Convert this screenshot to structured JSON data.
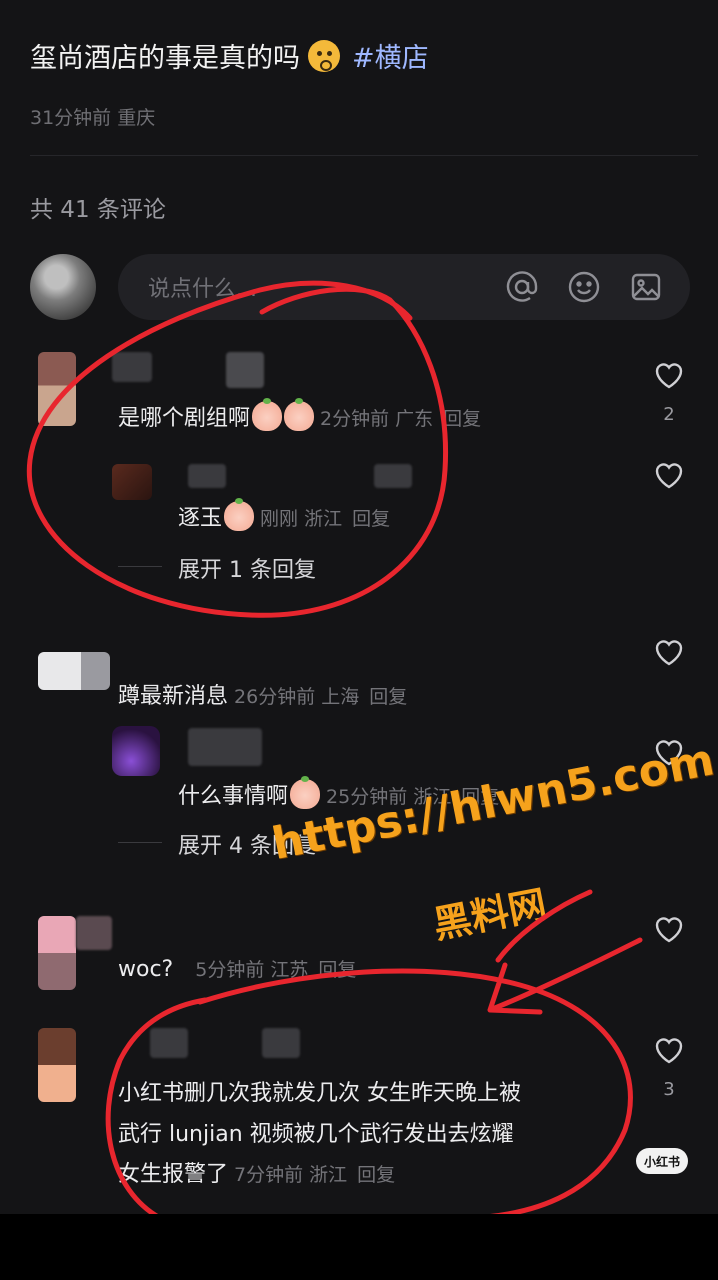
{
  "post": {
    "title": "玺尚酒店的事是真的吗",
    "tag": "#横店",
    "meta": "31分钟前 重庆"
  },
  "comments_count": "共 41 条评论",
  "input": {
    "placeholder": "说点什么...",
    "icons": [
      "at-icon",
      "emoji-icon",
      "image-icon"
    ]
  },
  "comments": [
    {
      "text": "是哪个剧组啊",
      "time": "2分钟前",
      "location": "广东",
      "reply_label": "回复",
      "likes": "2",
      "replies": [
        {
          "text": "逐玉",
          "time": "刚刚",
          "location": "浙江",
          "reply_label": "回复"
        }
      ],
      "expand_label": "展开 1 条回复"
    },
    {
      "text": "蹲最新消息",
      "time": "26分钟前",
      "location": "上海",
      "reply_label": "回复",
      "replies": [
        {
          "text": "什么事情啊",
          "time": "25分钟前",
          "location": "浙江",
          "reply_label": "回复"
        }
      ],
      "expand_label": "展开 4 条回复"
    },
    {
      "text": "woc?",
      "time": "5分钟前",
      "location": "江苏",
      "reply_label": "回复"
    },
    {
      "lines": [
        "小红书删几次我就发几次  女生昨天晚上被",
        "武行 lunjian  视频被几个武行发出去炫耀",
        "女生报警了"
      ],
      "time": "7分钟前",
      "location": "浙江",
      "reply_label": "回复",
      "likes": "3"
    }
  ],
  "watermark": {
    "url": "https://hlwn5.com",
    "name": "黑料网",
    "badge": "小红书"
  },
  "colors": {
    "background": "#141416",
    "annotation": "#e8262e",
    "watermark": "#f6a21c",
    "tag": "#9fb8ff"
  }
}
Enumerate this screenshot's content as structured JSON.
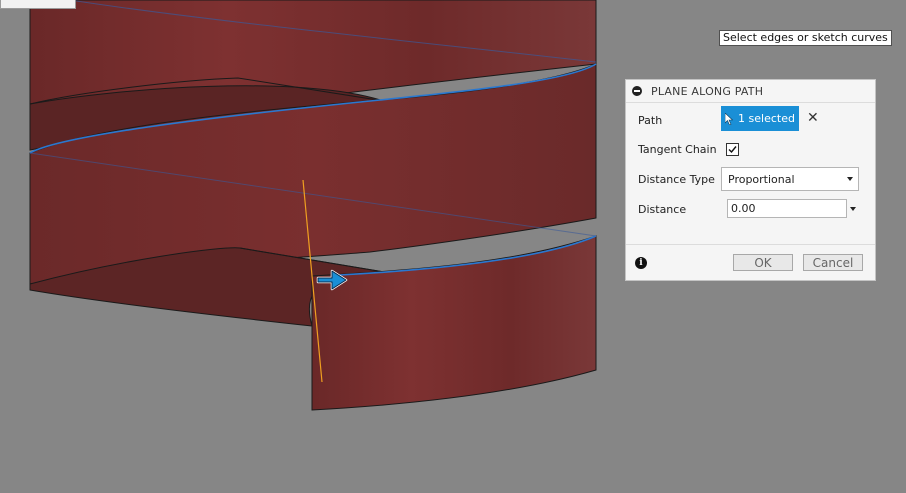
{
  "viewport": {
    "hint_text": "Select edges or sketch curves",
    "body_color": "#7a3030",
    "edge_highlight_color": "#2a78d0",
    "plane_line_color": "#f0a020",
    "background_color": "#868686"
  },
  "panel": {
    "title": "PLANE ALONG PATH",
    "path": {
      "label": "Path",
      "button_text": "1 selected"
    },
    "tangent_chain": {
      "label": "Tangent Chain",
      "checked": true
    },
    "distance_type": {
      "label": "Distance Type",
      "value": "Proportional"
    },
    "distance": {
      "label": "Distance",
      "value": "0.00"
    },
    "ok_label": "OK",
    "cancel_label": "Cancel"
  },
  "icons": {
    "collapse": "minus-circle-icon",
    "cursor": "pointer-cursor-icon",
    "clear": "close-icon",
    "checkbox": "checkmark-icon",
    "info": "info-icon",
    "manipulator": "arrow-manipulator-icon"
  }
}
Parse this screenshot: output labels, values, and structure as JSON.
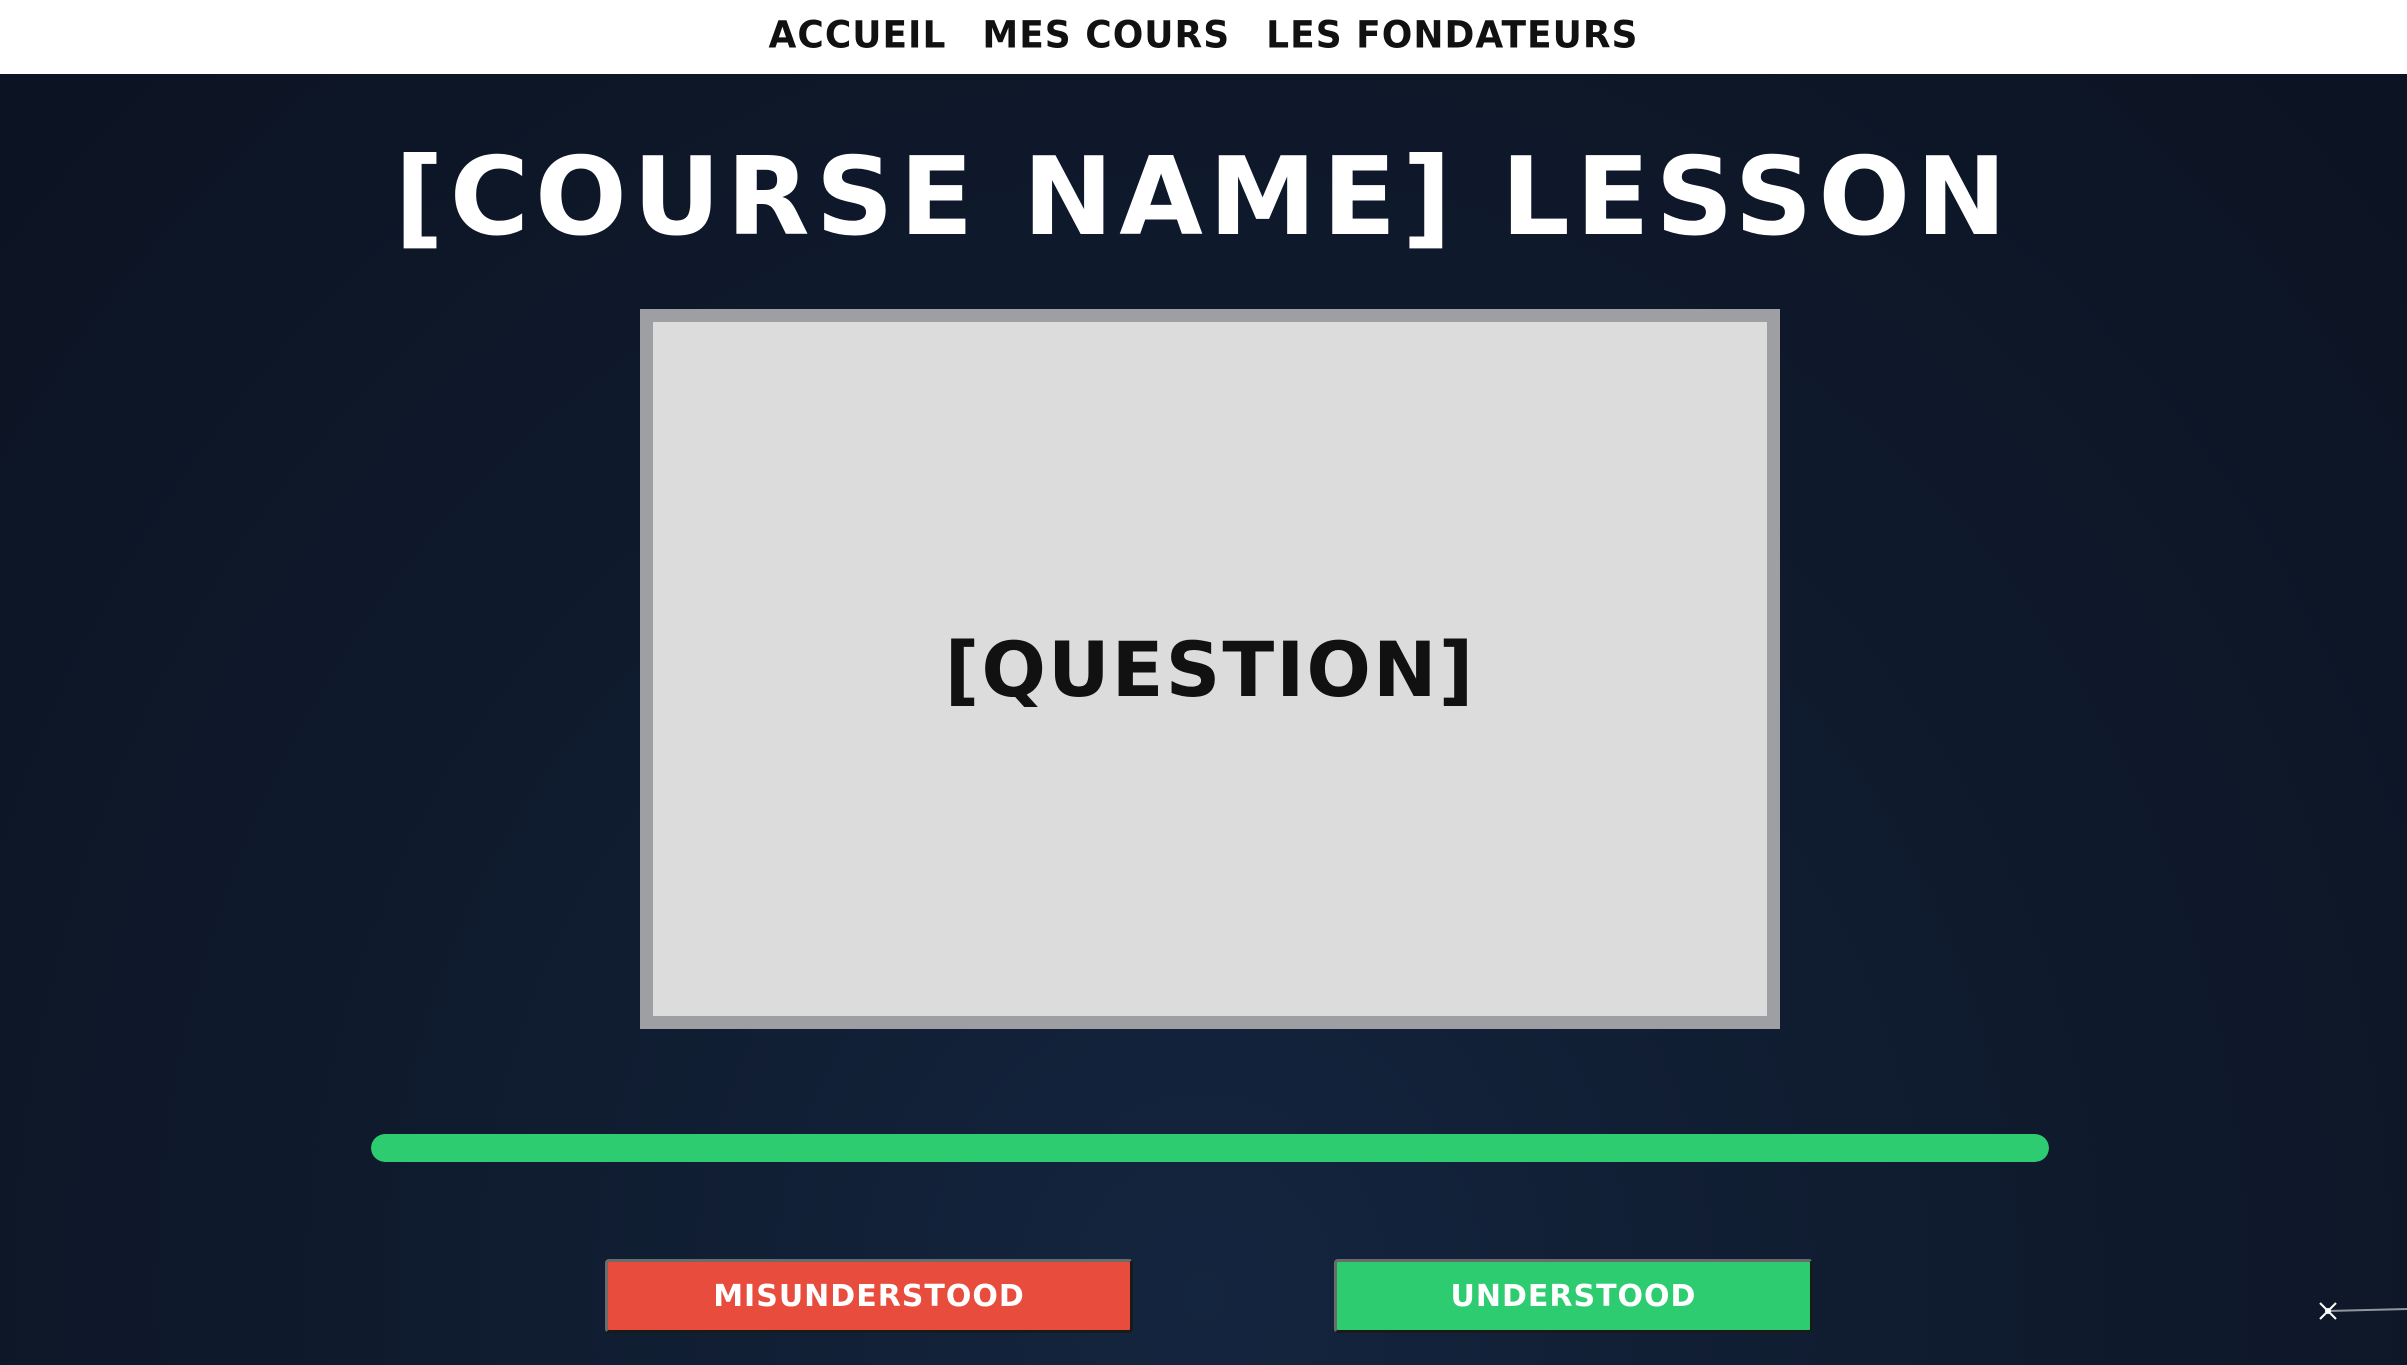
{
  "nav": {
    "items": [
      {
        "label": "Accueil"
      },
      {
        "label": "Mes cours"
      },
      {
        "label": "Les fondateurs"
      }
    ]
  },
  "lesson": {
    "title": "[Course name] lesson",
    "card_text": "[Question]",
    "progress_percent": 100
  },
  "actions": {
    "misunderstood_label": "Misunderstood",
    "understood_label": "Understood"
  },
  "colors": {
    "background": "#0f1b2e",
    "card": "#dcdcdc",
    "card_border": "#9e9fa3",
    "progress": "#2ecc71",
    "misunderstood": "#e74c3c",
    "understood": "#2ecc71"
  },
  "icons": {
    "decoration": "shooting-star-icon"
  }
}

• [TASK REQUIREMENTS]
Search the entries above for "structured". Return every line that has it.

• [PROBLEM SOLUTION]
Convert this screenshot to structured JSON data.
Enumerate this screenshot's content as structured JSON.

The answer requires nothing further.